When I was 15, I became incredibly confused about my sexuality. I had dated a few girls before then, but still had this odd confusion going on. My Mom and stepdad really didn’t care and I refused to tell my Dad and stepmom. Even after this supposedly liberating event, I still didn’t feel like this was the kind of life I wanted for myself, and also having heard constant homophobic remarks from my stepmom and her family, I thought I was doomed. I thought to myself, ” great if I had a hard enough time pleasing Christ before, now I’m doomed”. Since I felt barred from Christ, and my self esteem had been shattered, I began to look for love in other places. I started to surf hookup websites on the web, meeting strange guys and watching a constant stream of pornography. It was one of those “looking for love in all the wrong places” cases. I continued this through most of high school, little did I know I was destroying myself. I had friends who all were in relationships and I was the constant third wheel. It took a huge toll on my self esteem, ” why can’t I be one of these people in an awesome relationship?” I would think to myself. So I would continue going to hookup, hoping that I might find someone that way. The unfortunate thing is that many of my friends encouraged me to keep going throughout it. Friends whom I found out only later would constantly put me down of envy and jealousy.

Throughout this I would continue to pray and ask God for forgiveness, but I found no reason to stop, I was still doomed any way ( at least I thought so), even though I still loathed that aspect of my life.

When I entered college, I decided to try the Christian thing again. I met a great group of people who seemed to genuinely want to befriend me, but in the end I got scarred and gave up on them. I isolated myself, hanging out with only a few people that I met, and now that I was on my own, the hookups became even more rampant.

However, these Christian friends I had met continued to seek me out. I refused to reciprocate because I thought they could never accept this dark part of me, and they would give up on me or shun me as others had.

It was the end of my sophomore year when all this finally came to a breaking point. After a year of rampant hook ups with strangers, I got a call from one of them telling me they had just tested positive for stage 2 syphilis. I freaked, I found the nearest testing facility and went. I didn’t do my research very well and went to this pretty run down place called the core center near rush hospital. It was the scariest experience of my life, I was poked and prodded in every which way. After my blood test the doctor leaned over the table looked me in the eye and said, ” what will you do if it’s positive?” of course after the testing comes the week long waiting for results.

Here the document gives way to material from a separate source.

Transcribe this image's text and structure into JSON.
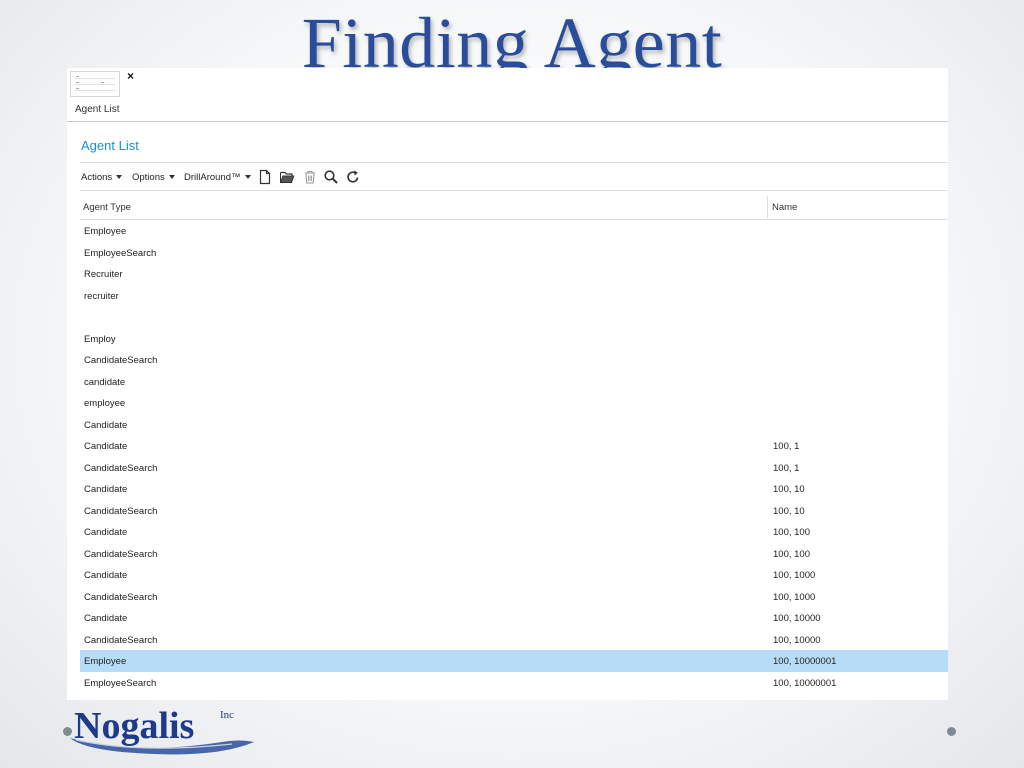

Thank God in the end everything turned out negative.

It was after this I decided to give Christ another go. I took a shot at group of guys I had met freshman year. I went to bible study and sent all of them a message telling them what I had been struggling with, and God rewarded my trust. They all just loved on me and drew me nearer.

But it was Tyler who stepped out, and took me under his wing. I learned about grace and Gods love for me. It was the first time in a long time I felt that someone wasn’t giving up on me. Of course this is about the point when all of you come into the story, and finally on July 25th of last year, with Tyler at my side, I gave my life to Christ.

So I know this was kind of long, but I thought it important that I share it with all of you. Especially since it will be a year this month that I began my relationship with Jesus.

Yours Truly,